On Thursday night, Shira Eviatar will reflect on the impact of family on identity in her solo Bedek Bayit. Perhaps the most influential people in our lives are the ones we can’t choose. Eviatar created this work during her studies at the Kelim School for Choreography.
The main stage will host a twopart program including a renewed version of Brinner’s solo piece Forest, danced by Shuli Enosh, and I See Them Getting Closer by Meirav Dagan. A screening of Vered Nissim’s film A Desert within a Town will follow the main performances.
Friday’s program will feature the premiere of Einat Ganz’s In the End We Asked for Everything. Ganz began her process with a phrase from the Israeli national anthem “to be a free nation in our land.”
Within this notion are two main sentiments – to be free and to possess land. Ganz asked herself many questions about the desire for these two things such as “What is the price of pursuing the vision of establishing a home, be it a nation, a family or at all?” and “Is belonging to a place necessary for freedom?” In this solo piece, Ganz tries to bring together dream and reality.
Ganz’s premiere will be followed by Brinner’s Forest. In the foyer, there will be a vocal improvisation by the Abra Group.
Following the live performances, Itay Marom’s The Measurers will be screened. The film follows a group that has set out to measure the Namib Desert in Africa. In an attempt to geographically map out the space, the group loses themselves in the vast expanse of sand.
On Saturday night, the trio Big Mouth by Niv Schenfeld and Oren Laor, as well as Brinner’s trio Red Ladies will be performed. Both pieces premiered during the Suzanne Dellal Center’s Curtain Up Festival and have gone on to be presented throughout Israel and abroad.
The evening will close with a screening of Dani Rosenberg and Yoav Gross’s film Susya. On their way to visit their abandoned village, a 60-year-old Palestinian man and his son arrive at the archaeological site of Susya, a Jewish settlement from the Roman era.

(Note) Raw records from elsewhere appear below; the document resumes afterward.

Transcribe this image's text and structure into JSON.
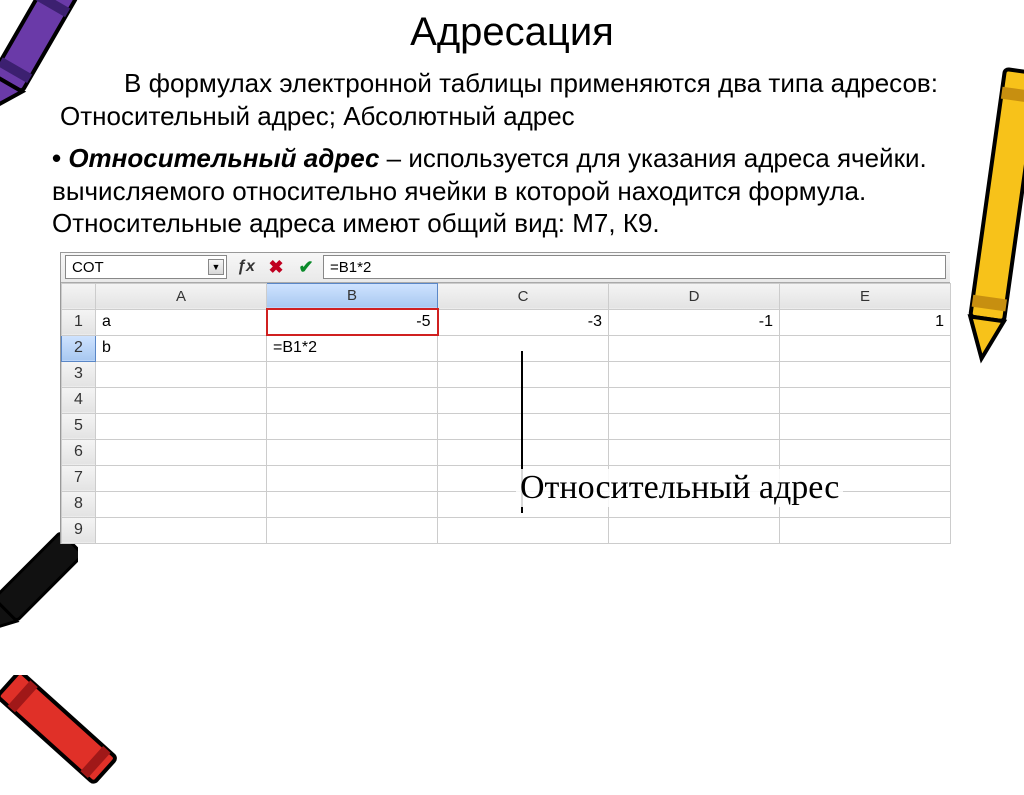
{
  "title": "Адресация",
  "intro": "В формулах электронной таблицы применяются два типа адресов:  Относительный адрес; Абсолютный адрес",
  "body": {
    "term": "Относительный адрес",
    "desc": " – используется для указания адреса ячейки. вычисляемого относительно ячейки в которой находится формула. Относительные адреса имеют общий вид: М7, К9."
  },
  "sheet": {
    "name_box": "COT",
    "formula_input": "=B1*2",
    "columns": [
      "A",
      "B",
      "C",
      "D",
      "E"
    ],
    "rows": [
      "1",
      "2",
      "3",
      "4",
      "5",
      "6",
      "7",
      "8",
      "9"
    ],
    "cells": {
      "A1": "a",
      "B1": "-5",
      "C1": "-3",
      "D1": "-1",
      "E1": "1",
      "A2": "b",
      "B2": "=B1*2"
    },
    "active_col": "B",
    "active_row": "2"
  },
  "annotation": "Относительный адрес"
}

Mekomi will take place at Warehouse 2 on August 14, 15 and 16. For more information, visit www.choreographers.org.il.